━━━━━ GIVEN ENTRIES

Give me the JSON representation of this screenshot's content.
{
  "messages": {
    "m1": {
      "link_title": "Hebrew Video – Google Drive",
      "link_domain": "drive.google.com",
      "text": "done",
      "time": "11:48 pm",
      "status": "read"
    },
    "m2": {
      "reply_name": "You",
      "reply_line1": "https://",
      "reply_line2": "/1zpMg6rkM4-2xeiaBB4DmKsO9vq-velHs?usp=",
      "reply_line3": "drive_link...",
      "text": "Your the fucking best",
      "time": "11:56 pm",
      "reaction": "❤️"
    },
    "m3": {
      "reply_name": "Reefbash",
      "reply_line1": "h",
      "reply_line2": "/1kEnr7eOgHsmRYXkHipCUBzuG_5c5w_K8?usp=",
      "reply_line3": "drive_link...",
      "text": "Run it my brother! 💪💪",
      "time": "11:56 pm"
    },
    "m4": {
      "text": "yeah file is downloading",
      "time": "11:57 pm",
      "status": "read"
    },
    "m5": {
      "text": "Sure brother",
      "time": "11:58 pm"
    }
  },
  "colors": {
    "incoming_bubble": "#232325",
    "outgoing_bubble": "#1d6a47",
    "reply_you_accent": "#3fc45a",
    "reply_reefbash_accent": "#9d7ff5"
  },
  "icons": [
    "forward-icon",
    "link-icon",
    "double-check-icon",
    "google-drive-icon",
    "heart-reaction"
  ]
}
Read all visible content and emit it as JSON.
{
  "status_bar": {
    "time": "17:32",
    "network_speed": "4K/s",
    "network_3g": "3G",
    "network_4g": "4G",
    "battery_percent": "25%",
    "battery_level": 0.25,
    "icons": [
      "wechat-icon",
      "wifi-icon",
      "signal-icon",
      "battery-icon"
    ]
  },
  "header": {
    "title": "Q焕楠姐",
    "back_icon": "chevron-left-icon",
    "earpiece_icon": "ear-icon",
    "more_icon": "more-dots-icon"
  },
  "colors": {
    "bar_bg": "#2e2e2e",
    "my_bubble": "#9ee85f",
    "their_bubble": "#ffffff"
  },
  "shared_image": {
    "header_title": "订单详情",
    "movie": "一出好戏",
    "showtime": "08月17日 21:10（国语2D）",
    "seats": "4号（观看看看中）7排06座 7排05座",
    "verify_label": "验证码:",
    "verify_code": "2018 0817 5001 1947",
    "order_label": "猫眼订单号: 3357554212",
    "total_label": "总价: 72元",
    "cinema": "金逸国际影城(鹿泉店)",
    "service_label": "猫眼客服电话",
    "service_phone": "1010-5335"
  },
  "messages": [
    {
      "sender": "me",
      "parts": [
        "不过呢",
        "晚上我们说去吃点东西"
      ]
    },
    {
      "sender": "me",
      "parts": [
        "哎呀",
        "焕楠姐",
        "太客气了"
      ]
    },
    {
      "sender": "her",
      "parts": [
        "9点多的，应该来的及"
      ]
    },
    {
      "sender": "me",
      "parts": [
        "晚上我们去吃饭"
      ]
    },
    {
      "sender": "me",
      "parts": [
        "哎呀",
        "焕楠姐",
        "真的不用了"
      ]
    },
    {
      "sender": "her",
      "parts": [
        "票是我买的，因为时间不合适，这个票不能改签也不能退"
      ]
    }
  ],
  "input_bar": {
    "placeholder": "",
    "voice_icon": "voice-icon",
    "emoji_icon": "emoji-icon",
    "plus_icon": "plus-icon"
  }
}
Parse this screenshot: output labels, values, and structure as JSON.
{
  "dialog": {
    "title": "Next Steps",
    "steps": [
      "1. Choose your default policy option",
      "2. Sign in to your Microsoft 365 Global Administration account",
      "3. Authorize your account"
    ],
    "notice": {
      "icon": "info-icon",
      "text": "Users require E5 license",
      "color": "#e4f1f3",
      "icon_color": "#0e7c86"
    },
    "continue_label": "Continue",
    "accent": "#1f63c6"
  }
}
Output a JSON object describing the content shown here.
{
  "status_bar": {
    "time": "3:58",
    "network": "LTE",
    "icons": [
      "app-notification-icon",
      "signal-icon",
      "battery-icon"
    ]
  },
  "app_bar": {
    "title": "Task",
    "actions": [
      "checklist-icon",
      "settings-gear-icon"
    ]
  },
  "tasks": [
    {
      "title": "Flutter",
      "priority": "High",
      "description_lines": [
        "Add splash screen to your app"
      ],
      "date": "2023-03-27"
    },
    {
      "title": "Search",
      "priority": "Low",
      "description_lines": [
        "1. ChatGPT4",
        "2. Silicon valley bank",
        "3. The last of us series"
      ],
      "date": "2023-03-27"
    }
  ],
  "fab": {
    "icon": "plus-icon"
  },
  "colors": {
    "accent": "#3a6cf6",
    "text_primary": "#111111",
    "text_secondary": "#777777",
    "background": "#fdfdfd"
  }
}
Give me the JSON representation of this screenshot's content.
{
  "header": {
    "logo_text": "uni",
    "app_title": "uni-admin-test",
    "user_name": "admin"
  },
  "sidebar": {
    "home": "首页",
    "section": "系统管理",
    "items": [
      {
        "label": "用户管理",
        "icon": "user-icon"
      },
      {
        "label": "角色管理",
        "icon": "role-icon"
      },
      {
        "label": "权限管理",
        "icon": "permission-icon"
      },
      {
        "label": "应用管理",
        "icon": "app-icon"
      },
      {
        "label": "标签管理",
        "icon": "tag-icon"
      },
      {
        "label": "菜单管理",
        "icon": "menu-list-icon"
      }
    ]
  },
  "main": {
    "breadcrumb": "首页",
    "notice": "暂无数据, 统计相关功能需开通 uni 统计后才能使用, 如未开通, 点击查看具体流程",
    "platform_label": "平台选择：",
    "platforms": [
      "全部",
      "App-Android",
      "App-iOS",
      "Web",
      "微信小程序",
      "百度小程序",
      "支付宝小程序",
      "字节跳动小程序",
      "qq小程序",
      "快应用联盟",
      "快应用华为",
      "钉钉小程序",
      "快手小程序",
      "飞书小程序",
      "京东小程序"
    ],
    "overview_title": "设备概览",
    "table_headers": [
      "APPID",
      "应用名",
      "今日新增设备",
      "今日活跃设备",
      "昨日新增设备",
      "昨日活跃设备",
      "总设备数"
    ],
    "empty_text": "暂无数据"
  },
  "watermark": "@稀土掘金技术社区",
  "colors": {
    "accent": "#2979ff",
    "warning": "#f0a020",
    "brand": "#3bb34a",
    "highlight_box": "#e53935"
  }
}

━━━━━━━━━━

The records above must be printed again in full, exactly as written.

Give me the JSON representation of this screenshot's content.
{
  "messages": {
    "m1": {
      "link_title": "Hebrew Video – Google Drive",
      "link_domain": "drive.google.com",
      "text": "done",
      "time": "11:48 pm",
      "status": "read"
    },
    "m2": {
      "reply_name": "You",
      "reply_line1": "https://",
      "reply_line2": "/1zpMg6rkM4-2xeiaBB4DmKsO9vq-velHs?usp=",
      "reply_line3": "drive_link...",
      "text": "Your the fucking best",
      "time": "11:56 pm",
      "reaction": "❤️"
    },
    "m3": {
      "reply_name": "Reefbash",
      "reply_line1": "h",
      "reply_line2": "/1kEnr7eOgHsmRYXkHipCUBzuG_5c5w_K8?usp=",
      "reply_line3": "drive_link...",
      "text": "Run it my brother! 💪💪",
      "time": "11:56 pm"
    },
    "m4": {
      "text": "yeah file is downloading",
      "time": "11:57 pm",
      "status": "read"
    },
    "m5": {
      "text": "Sure brother",
      "time": "11:58 pm"
    }
  },
  "colors": {
    "incoming_bubble": "#232325",
    "outgoing_bubble": "#1d6a47",
    "reply_you_accent": "#3fc45a",
    "reply_reefbash_accent": "#9d7ff5"
  },
  "icons": [
    "forward-icon",
    "link-icon",
    "double-check-icon",
    "google-drive-icon",
    "heart-reaction"
  ]
}
Read all visible content and emit it as JSON.
{
  "status_bar": {
    "time": "17:32",
    "network_speed": "4K/s",
    "network_3g": "3G",
    "network_4g": "4G",
    "battery_percent": "25%",
    "battery_level": 0.25,
    "icons": [
      "wechat-icon",
      "wifi-icon",
      "signal-icon",
      "battery-icon"
    ]
  },
  "header": {
    "title": "Q焕楠姐",
    "back_icon": "chevron-left-icon",
    "earpiece_icon": "ear-icon",
    "more_icon": "more-dots-icon"
  },
  "colors": {
    "bar_bg": "#2e2e2e",
    "my_bubble": "#9ee85f",
    "their_bubble": "#ffffff"
  },
  "shared_image": {
    "header_title": "订单详情",
    "movie": "一出好戏",
    "showtime": "08月17日 21:10（国语2D）",
    "seats": "4号（观看看看中）7排06座 7排05座",
    "verify_label": "验证码:",
    "verify_code": "2018 0817 5001 1947",
    "order_label": "猫眼订单号: 3357554212",
    "total_label": "总价: 72元",
    "cinema": "金逸国际影城(鹿泉店)",
    "service_label": "猫眼客服电话",
    "service_phone": "1010-5335"
  },
  "messages": [
    {
      "sender": "me",
      "parts": [
        "不过呢",
        "晚上我们说去吃点东西"
      ]
    },
    {
      "sender": "me",
      "parts": [
        "哎呀",
        "焕楠姐",
        "太客气了"
      ]
    },
    {
      "sender": "her",
      "parts": [
        "9点多的，应该来的及"
      ]
    },
    {
      "sender": "me",
      "parts": [
        "晚上我们去吃饭"
      ]
    },
    {
      "sender": "me",
      "parts": [
        "哎呀",
        "焕楠姐",
        "真的不用了"
      ]
    },
    {
      "sender": "her",
      "parts": [
        "票是我买的，因为时间不合适，这个票不能改签也不能退"
      ]
    }
  ],
  "input_bar": {
    "placeholder": "",
    "voice_icon": "voice-icon",
    "emoji_icon": "emoji-icon",
    "plus_icon": "plus-icon"
  }
}
Parse this screenshot: output labels, values, and structure as JSON.
{
  "dialog": {
    "title": "Next Steps",
    "steps": [
      "1. Choose your default policy option",
      "2. Sign in to your Microsoft 365 Global Administration account",
      "3. Authorize your account"
    ],
    "notice": {
      "icon": "info-icon",
      "text": "Users require E5 license",
      "color": "#e4f1f3",
      "icon_color": "#0e7c86"
    },
    "continue_label": "Continue",
    "accent": "#1f63c6"
  }
}
Output a JSON object describing the content shown here.
{
  "status_bar": {
    "time": "3:58",
    "network": "LTE",
    "icons": [
      "app-notification-icon",
      "signal-icon",
      "battery-icon"
    ]
  },
  "app_bar": {
    "title": "Task",
    "actions": [
      "checklist-icon",
      "settings-gear-icon"
    ]
  },
  "tasks": [
    {
      "title": "Flutter",
      "priority": "High",
      "description_lines": [
        "Add splash screen to your app"
      ],
      "date": "2023-03-27"
    },
    {
      "title": "Search",
      "priority": "Low",
      "description_lines": [
        "1. ChatGPT4",
        "2. Silicon valley bank",
        "3. The last of us series"
      ],
      "date": "2023-03-27"
    }
  ],
  "fab": {
    "icon": "plus-icon"
  },
  "colors": {
    "accent": "#3a6cf6",
    "text_primary": "#111111",
    "text_secondary": "#777777",
    "background": "#fdfdfd"
  }
}
Give me the JSON representation of this screenshot's content.
{
  "header": {
    "logo_text": "uni",
    "app_title": "uni-admin-test",
    "user_name": "admin"
  },
  "sidebar": {
    "home": "首页",
    "section": "系统管理",
    "items": [
      {
        "label": "用户管理",
        "icon": "user-icon"
      },
      {
        "label": "角色管理",
        "icon": "role-icon"
      },
      {
        "label": "权限管理",
        "icon": "permission-icon"
      },
      {
        "label": "应用管理",
        "icon": "app-icon"
      },
      {
        "label": "标签管理",
        "icon": "tag-icon"
      },
      {
        "label": "菜单管理",
        "icon": "menu-list-icon"
      }
    ]
  },
  "main": {
    "breadcrumb": "首页",
    "notice": "暂无数据, 统计相关功能需开通 uni 统计后才能使用, 如未开通, 点击查看具体流程",
    "platform_label": "平台选择：",
    "platforms": [
      "全部",
      "App-Android",
      "App-iOS",
      "Web",
      "微信小程序",
      "百度小程序",
      "支付宝小程序",
      "字节跳动小程序",
      "qq小程序",
      "快应用联盟",
      "快应用华为",
      "钉钉小程序",
      "快手小程序",
      "飞书小程序",
      "京东小程序"
    ],
    "overview_title": "设备概览",
    "table_headers": [
      "APPID",
      "应用名",
      "今日新增设备",
      "今日活跃设备",
      "昨日新增设备",
      "昨日活跃设备",
      "总设备数"
    ],
    "empty_text": "暂无数据"
  },
  "watermark": "@稀土掘金技术社区",
  "colors": {
    "accent": "#2979ff",
    "warning": "#f0a020",
    "brand": "#3bb34a",
    "highlight_box": "#e53935"
  }
}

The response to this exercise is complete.